_Task prompt_
What's needed: every entry, printed exactly, minus the images.

━━━━━ Data section ━━━━━

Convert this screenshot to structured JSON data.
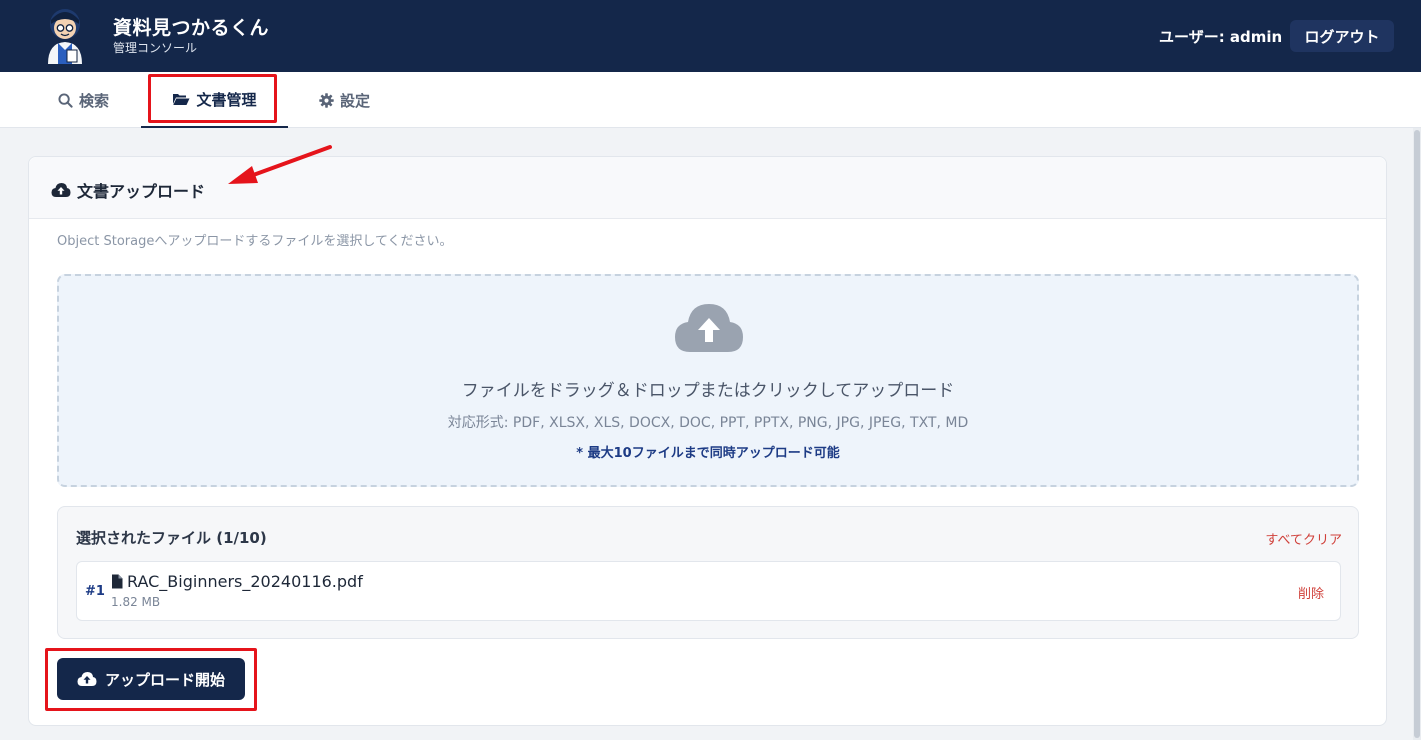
{
  "header": {
    "app_title": "資料見つかるくん",
    "app_subtitle": "管理コンソール",
    "user_label": "ユーザー: admin",
    "logout_label": "ログアウト"
  },
  "tabs": [
    {
      "label": "検索",
      "icon": "search-icon"
    },
    {
      "label": "文書管理",
      "icon": "folder-open-icon",
      "active": true
    },
    {
      "label": "設定",
      "icon": "gear-icon"
    }
  ],
  "upload_card": {
    "title": "文書アップロード",
    "description": "Object Storageへアップロードするファイルを選択してください。",
    "dropzone": {
      "main_text": "ファイルをドラッグ＆ドロップまたはクリックしてアップロード",
      "formats": "対応形式: PDF, XLSX, XLS, DOCX, DOC, PPT, PPTX, PNG, JPG, JPEG, TXT, MD",
      "limit_note": "* 最大10ファイルまで同時アップロード可能"
    },
    "selected_files": {
      "title": "選択されたファイル (1/10)",
      "clear_all_label": "すべてクリア",
      "files": [
        {
          "index": "#1",
          "name": "RAC_Biginners_20240116.pdf",
          "size": "1.82 MB",
          "delete_label": "削除"
        }
      ]
    },
    "upload_button_label": "アップロード開始"
  },
  "colors": {
    "header_bg": "#14274a",
    "accent": "#14274a",
    "danger": "#d0413b",
    "annotation": "#e5141b"
  }
}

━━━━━

_Answer for this exercise_
Convert this screenshot to structured JSON data.
{
  "header": {
    "app_title": "資料見つかるくん",
    "app_subtitle": "管理コンソール",
    "user_label": "ユーザー: admin",
    "logout_label": "ログアウト"
  },
  "tabs": [
    {
      "label": "検索",
      "icon": "search-icon"
    },
    {
      "label": "文書管理",
      "icon": "folder-open-icon",
      "active": true
    },
    {
      "label": "設定",
      "icon": "gear-icon"
    }
  ],
  "upload_card": {
    "title": "文書アップロード",
    "description": "Object Storageへアップロードするファイルを選択してください。",
    "dropzone": {
      "main_text": "ファイルをドラッグ＆ドロップまたはクリックしてアップロード",
      "formats": "対応形式: PDF, XLSX, XLS, DOCX, DOC, PPT, PPTX, PNG, JPG, JPEG, TXT, MD",
      "limit_note": "* 最大10ファイルまで同時アップロード可能"
    },
    "selected_files": {
      "title": "選択されたファイル (1/10)",
      "clear_all_label": "すべてクリア",
      "files": [
        {
          "index": "#1",
          "name": "RAC_Biginners_20240116.pdf",
          "size": "1.82 MB",
          "delete_label": "削除"
        }
      ]
    },
    "upload_button_label": "アップロード開始"
  },
  "colors": {
    "header_bg": "#14274a",
    "accent": "#14274a",
    "danger": "#d0413b",
    "annotation": "#e5141b"
  }
}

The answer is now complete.